*** Supplied information Section Begins ***

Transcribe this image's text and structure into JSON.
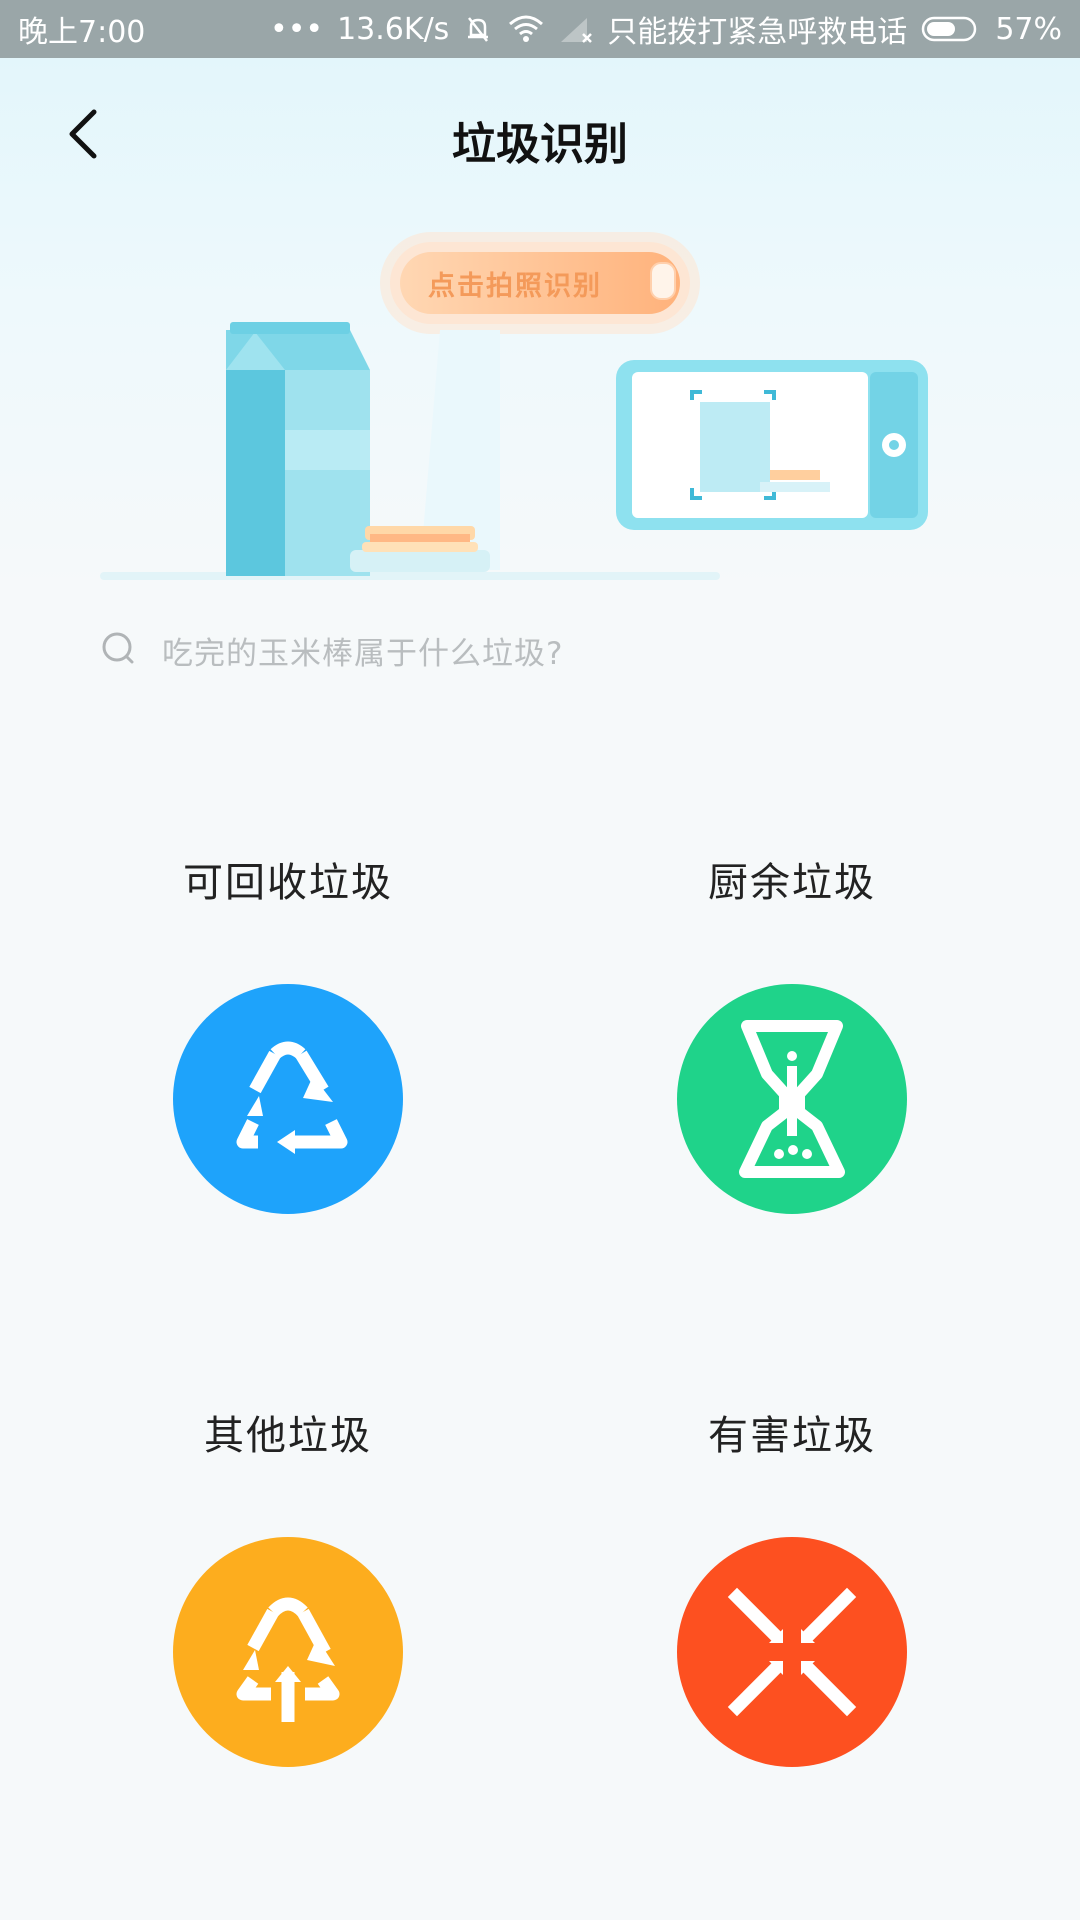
{
  "status_bar": {
    "time": "晚上7:00",
    "dots": "•••",
    "speed": "13.6K/s",
    "carrier": "只能拨打紧急呼救电话",
    "battery": "57%"
  },
  "header": {
    "title": "垃圾识别"
  },
  "hero": {
    "photo_button_label": "点击拍照识别"
  },
  "search": {
    "placeholder": "吃完的玉米棒属于什么垃圾?"
  },
  "categories": [
    {
      "label": "可回收垃圾",
      "icon": "recycle-icon",
      "color": "#1ea3fb"
    },
    {
      "label": "厨余垃圾",
      "icon": "hourglass-icon",
      "color": "#1fd38a"
    },
    {
      "label": "其他垃圾",
      "icon": "recycle-arrows-icon",
      "color": "#fdad1e"
    },
    {
      "label": "有害垃圾",
      "icon": "cross-arrows-icon",
      "color": "#fd5020"
    }
  ],
  "colors": {
    "accent_orange": "#f49a5a",
    "status_bar": "#9aa6a8"
  }
}
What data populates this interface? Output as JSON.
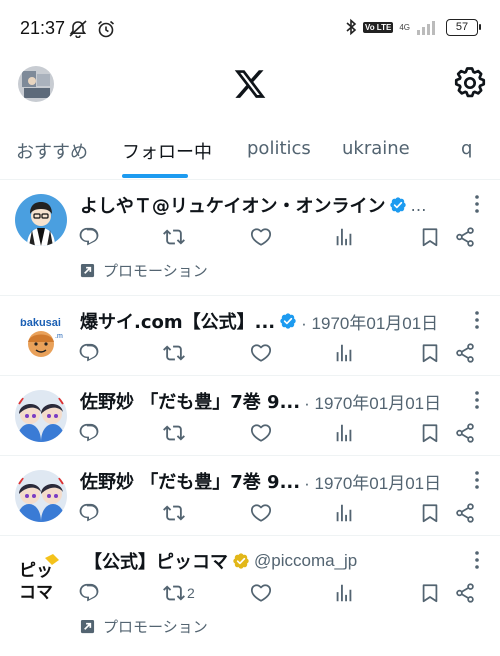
{
  "status_bar": {
    "time": "21:37",
    "network": "4G",
    "volte": "Vo LTE",
    "battery": "57"
  },
  "header": {
    "logo": "x-logo",
    "settings_icon": "gear-icon"
  },
  "tabs": [
    {
      "label": "おすすめ",
      "active": false
    },
    {
      "label": "フォロー中",
      "active": true
    },
    {
      "label": "politics",
      "active": false
    },
    {
      "label": "ukraine",
      "active": false
    },
    {
      "label": "q",
      "active": false
    }
  ],
  "tweets": [
    {
      "author": "よしやＴ@リュケイオン・オンライン",
      "verified": "blue",
      "handle_ellipsis": "…",
      "date": "",
      "retweet_count": "",
      "promoted": true,
      "promo_label": "プロモーション"
    },
    {
      "author": "爆サイ.com【公式】...",
      "verified": "blue",
      "date": "· 1970年01月01日",
      "retweet_count": "",
      "promoted": false
    },
    {
      "author": "佐野妙 「だも豊」7巻 9...",
      "verified": "",
      "date": "· 1970年01月01日",
      "retweet_count": "",
      "promoted": false
    },
    {
      "author": "佐野妙 「だも豊」7巻 9...",
      "verified": "",
      "date": "· 1970年01月01日",
      "retweet_count": "",
      "promoted": false
    },
    {
      "author": "【公式】ピッコマ",
      "verified": "gold",
      "handle": "@piccoma_jp",
      "retweet_count": "2",
      "promoted": true,
      "promo_label": "プロモーション"
    }
  ],
  "colors": {
    "accent": "#1d9bf0",
    "gold": "#e2b719",
    "secondary_text": "#536471",
    "divider": "#eff3f4"
  }
}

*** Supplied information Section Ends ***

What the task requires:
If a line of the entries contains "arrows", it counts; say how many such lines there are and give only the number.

Answer to the problem:
2